The Oregon man accused of helping the founder of a yoga company pose as an FBI agent to cuff, assault and threaten employees at a Boulder web-design firm has taken a plea deal, leaving his co-defendant to stand trial by himself.
John Anthony Sweeney, 34, and Daniel Shea were originally charged with first-degree burglary, attempted aggravated robbery, extortion, impersonating an officer, kidnapping, second-degree assault, third-degree assault and felony menacing.
Both were set for a joint trial Feb. 11, but Sweeney has now pleaded guilty to one count of second-degree kidnapping, a Class 3 felony, in exchange for prosecutors dropping the other counts.
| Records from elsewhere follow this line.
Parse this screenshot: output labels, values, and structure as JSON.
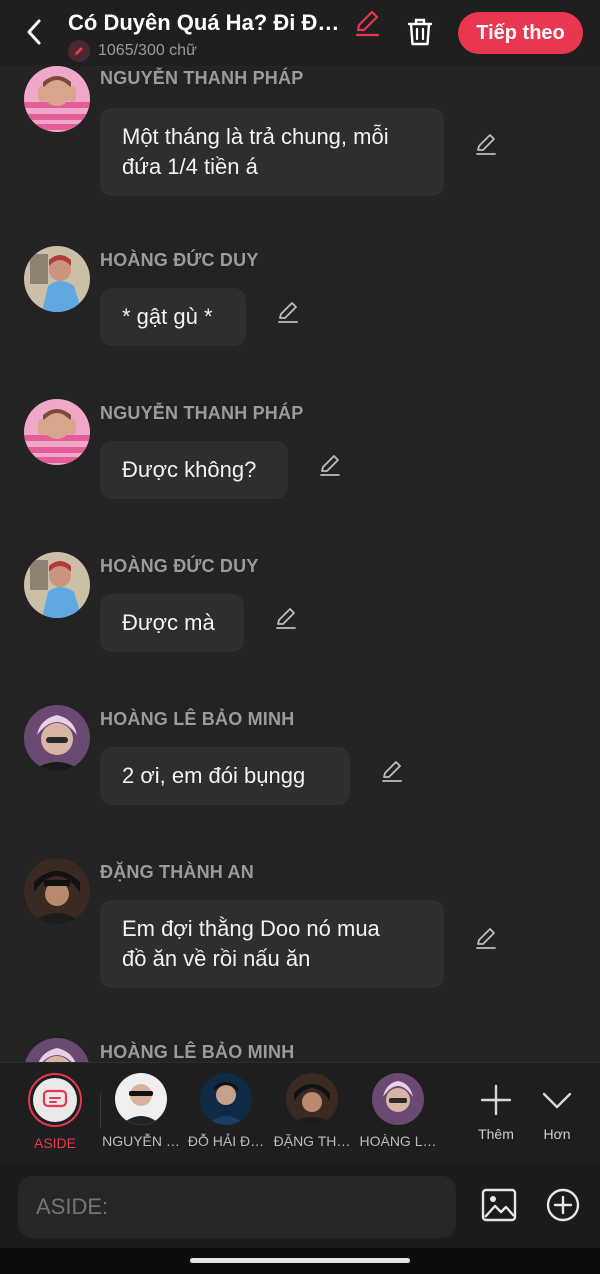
{
  "header": {
    "title": "Có Duyên Quá Ha? Đi Đ…",
    "word_count": "1065/300 chữ",
    "next_label": "Tiếp theo",
    "accent": "#e8374f"
  },
  "messages": [
    {
      "name": "NGUYỄN THANH PHÁP",
      "text_lines": [
        "Một tháng là trả chung, mỗi",
        "đứa 1/4 tiền á"
      ],
      "avatar": "pink-shirt-avatar"
    },
    {
      "name": "HOÀNG ĐỨC DUY",
      "text_lines": [
        "* gật gù *"
      ],
      "avatar": "blue-jacket-avatar"
    },
    {
      "name": "NGUYỄN THANH PHÁP",
      "text_lines": [
        "Được không?"
      ],
      "avatar": "pink-shirt-avatar"
    },
    {
      "name": "HOÀNG ĐỨC DUY",
      "text_lines": [
        "Được mà"
      ],
      "avatar": "blue-jacket-avatar"
    },
    {
      "name": "HOÀNG LÊ BẢO MINH",
      "text_lines": [
        "2 ơi, em đói bụngg"
      ],
      "avatar": "purple-hair-avatar"
    },
    {
      "name": "ĐẶNG THÀNH AN",
      "text_lines": [
        "Em đợi thằng Doo nó mua",
        "đồ ăn về rồi nấu ăn"
      ],
      "avatar": "dark-cap-avatar"
    },
    {
      "name": "HOÀNG LÊ BẢO MINH",
      "text_lines": [],
      "avatar": "purple-hair-avatar"
    }
  ],
  "characters": [
    {
      "label": "ASIDE",
      "selected": true
    },
    {
      "label": "NGUYỄN …"
    },
    {
      "label": "ĐỖ HẢI Đ…"
    },
    {
      "label": "ĐẶNG TH…"
    },
    {
      "label": "HOÀNG L…"
    }
  ],
  "actions": {
    "add_label": "Thêm",
    "more_label": "Hơn"
  },
  "input": {
    "placeholder": "ASIDE:"
  }
}
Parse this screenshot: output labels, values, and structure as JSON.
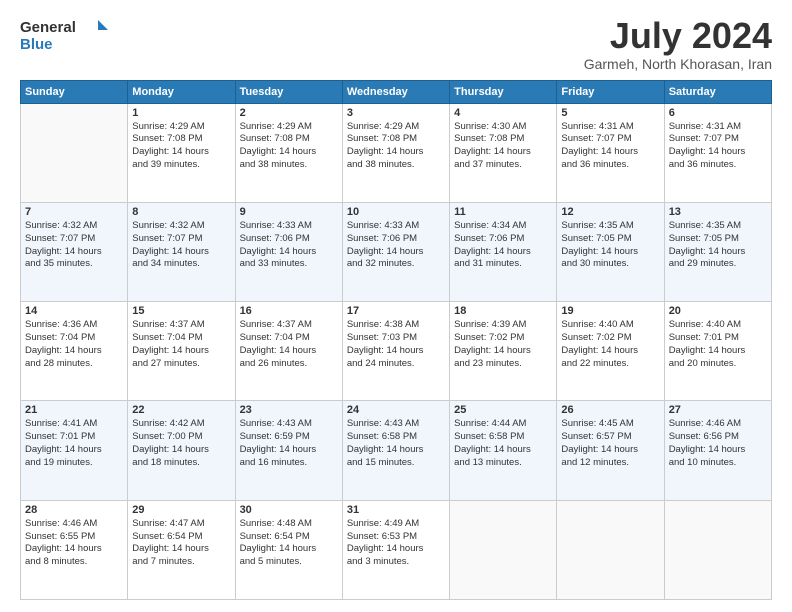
{
  "logo": {
    "line1": "General",
    "line2": "Blue"
  },
  "title": "July 2024",
  "subtitle": "Garmeh, North Khorasan, Iran",
  "days_header": [
    "Sunday",
    "Monday",
    "Tuesday",
    "Wednesday",
    "Thursday",
    "Friday",
    "Saturday"
  ],
  "weeks": [
    [
      {
        "day": "",
        "info": ""
      },
      {
        "day": "1",
        "info": "Sunrise: 4:29 AM\nSunset: 7:08 PM\nDaylight: 14 hours\nand 39 minutes."
      },
      {
        "day": "2",
        "info": "Sunrise: 4:29 AM\nSunset: 7:08 PM\nDaylight: 14 hours\nand 38 minutes."
      },
      {
        "day": "3",
        "info": "Sunrise: 4:29 AM\nSunset: 7:08 PM\nDaylight: 14 hours\nand 38 minutes."
      },
      {
        "day": "4",
        "info": "Sunrise: 4:30 AM\nSunset: 7:08 PM\nDaylight: 14 hours\nand 37 minutes."
      },
      {
        "day": "5",
        "info": "Sunrise: 4:31 AM\nSunset: 7:07 PM\nDaylight: 14 hours\nand 36 minutes."
      },
      {
        "day": "6",
        "info": "Sunrise: 4:31 AM\nSunset: 7:07 PM\nDaylight: 14 hours\nand 36 minutes."
      }
    ],
    [
      {
        "day": "7",
        "info": "Sunrise: 4:32 AM\nSunset: 7:07 PM\nDaylight: 14 hours\nand 35 minutes."
      },
      {
        "day": "8",
        "info": "Sunrise: 4:32 AM\nSunset: 7:07 PM\nDaylight: 14 hours\nand 34 minutes."
      },
      {
        "day": "9",
        "info": "Sunrise: 4:33 AM\nSunset: 7:06 PM\nDaylight: 14 hours\nand 33 minutes."
      },
      {
        "day": "10",
        "info": "Sunrise: 4:33 AM\nSunset: 7:06 PM\nDaylight: 14 hours\nand 32 minutes."
      },
      {
        "day": "11",
        "info": "Sunrise: 4:34 AM\nSunset: 7:06 PM\nDaylight: 14 hours\nand 31 minutes."
      },
      {
        "day": "12",
        "info": "Sunrise: 4:35 AM\nSunset: 7:05 PM\nDaylight: 14 hours\nand 30 minutes."
      },
      {
        "day": "13",
        "info": "Sunrise: 4:35 AM\nSunset: 7:05 PM\nDaylight: 14 hours\nand 29 minutes."
      }
    ],
    [
      {
        "day": "14",
        "info": "Sunrise: 4:36 AM\nSunset: 7:04 PM\nDaylight: 14 hours\nand 28 minutes."
      },
      {
        "day": "15",
        "info": "Sunrise: 4:37 AM\nSunset: 7:04 PM\nDaylight: 14 hours\nand 27 minutes."
      },
      {
        "day": "16",
        "info": "Sunrise: 4:37 AM\nSunset: 7:04 PM\nDaylight: 14 hours\nand 26 minutes."
      },
      {
        "day": "17",
        "info": "Sunrise: 4:38 AM\nSunset: 7:03 PM\nDaylight: 14 hours\nand 24 minutes."
      },
      {
        "day": "18",
        "info": "Sunrise: 4:39 AM\nSunset: 7:02 PM\nDaylight: 14 hours\nand 23 minutes."
      },
      {
        "day": "19",
        "info": "Sunrise: 4:40 AM\nSunset: 7:02 PM\nDaylight: 14 hours\nand 22 minutes."
      },
      {
        "day": "20",
        "info": "Sunrise: 4:40 AM\nSunset: 7:01 PM\nDaylight: 14 hours\nand 20 minutes."
      }
    ],
    [
      {
        "day": "21",
        "info": "Sunrise: 4:41 AM\nSunset: 7:01 PM\nDaylight: 14 hours\nand 19 minutes."
      },
      {
        "day": "22",
        "info": "Sunrise: 4:42 AM\nSunset: 7:00 PM\nDaylight: 14 hours\nand 18 minutes."
      },
      {
        "day": "23",
        "info": "Sunrise: 4:43 AM\nSunset: 6:59 PM\nDaylight: 14 hours\nand 16 minutes."
      },
      {
        "day": "24",
        "info": "Sunrise: 4:43 AM\nSunset: 6:58 PM\nDaylight: 14 hours\nand 15 minutes."
      },
      {
        "day": "25",
        "info": "Sunrise: 4:44 AM\nSunset: 6:58 PM\nDaylight: 14 hours\nand 13 minutes."
      },
      {
        "day": "26",
        "info": "Sunrise: 4:45 AM\nSunset: 6:57 PM\nDaylight: 14 hours\nand 12 minutes."
      },
      {
        "day": "27",
        "info": "Sunrise: 4:46 AM\nSunset: 6:56 PM\nDaylight: 14 hours\nand 10 minutes."
      }
    ],
    [
      {
        "day": "28",
        "info": "Sunrise: 4:46 AM\nSunset: 6:55 PM\nDaylight: 14 hours\nand 8 minutes."
      },
      {
        "day": "29",
        "info": "Sunrise: 4:47 AM\nSunset: 6:54 PM\nDaylight: 14 hours\nand 7 minutes."
      },
      {
        "day": "30",
        "info": "Sunrise: 4:48 AM\nSunset: 6:54 PM\nDaylight: 14 hours\nand 5 minutes."
      },
      {
        "day": "31",
        "info": "Sunrise: 4:49 AM\nSunset: 6:53 PM\nDaylight: 14 hours\nand 3 minutes."
      },
      {
        "day": "",
        "info": ""
      },
      {
        "day": "",
        "info": ""
      },
      {
        "day": "",
        "info": ""
      }
    ]
  ]
}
He is scheduled for sentencing Feb. 22, and remains in custody on $100,000 bond. Class 3 felonies have a presumptive sentencing range of four to 12 years in prison.
In the meantime, Shea, 46, has switched defense attorneys and will now be the sole defendant in a one-week trial now scheduled for April 15. He also remains in custody at the Boulder County Jail on $1 million bond.
Prosecutors did not say if Sweeney testifying in Shea’s trial was one of the stipulations of the plea agreement.
“Our office is working very closely with the victims and they agree with this guilty plea for Mr. Sweeney,” said Shannon Carbone, a spokeswoman with the Boulder County District Attorney’s Office.
According to an arrest affidavit, two workers at the Goozmo web-design firm in Boulder were in their office at 1645 Canyon Blvd. on Feb. 9, 2018, when they took a meeting with Sweeney, who at the time only identified himself as “Davy.”
The two men told police that Shea then entered the building dressed in an “FBI uniform” — described as a raid vest with tactical gear, including a Taser, a knife and a gun in a holster — and along with Sweeney handcuffed the two men.
Daniel Shea (Boulder County Sheriff’s Office / Courtesy photo)
The two Goozmo employees said Shea had contracted them for a project involving his company, Yogible, which described itself as a yoga travel and teaching company.
According to the affidavit, Shea said the $30,000 he spent on the project had “ruined his life,” and demanded Goozmo repay him. The two employees told police Shea used a stun gun on them and threatened them with both a handgun and a knife — and said he’d hired people to kill their families.
Shea demanded $50,000 from the men — $30,000 to reimburse him for the project and $20,000 to pay for the hitmen he claimed he’d hired, though police do not believe any hitmen were actually hired.
Shea — who is from Oregon — was arrested in Lyons two days after the incident. Sweeney was arrested in Oregon in April 2018 and extradited back to Colorado.
Police said Shea befriended Sweeney at a mixed martial arts gym in Oregon and recruited him to assist with the attack. Sweeney told police he thought he was getting paid to help pull off a “sick joke on Shea’s friends.”
Mitchell Byars: 303-473-1329, email@example.com or twitter.com/mitchellbyars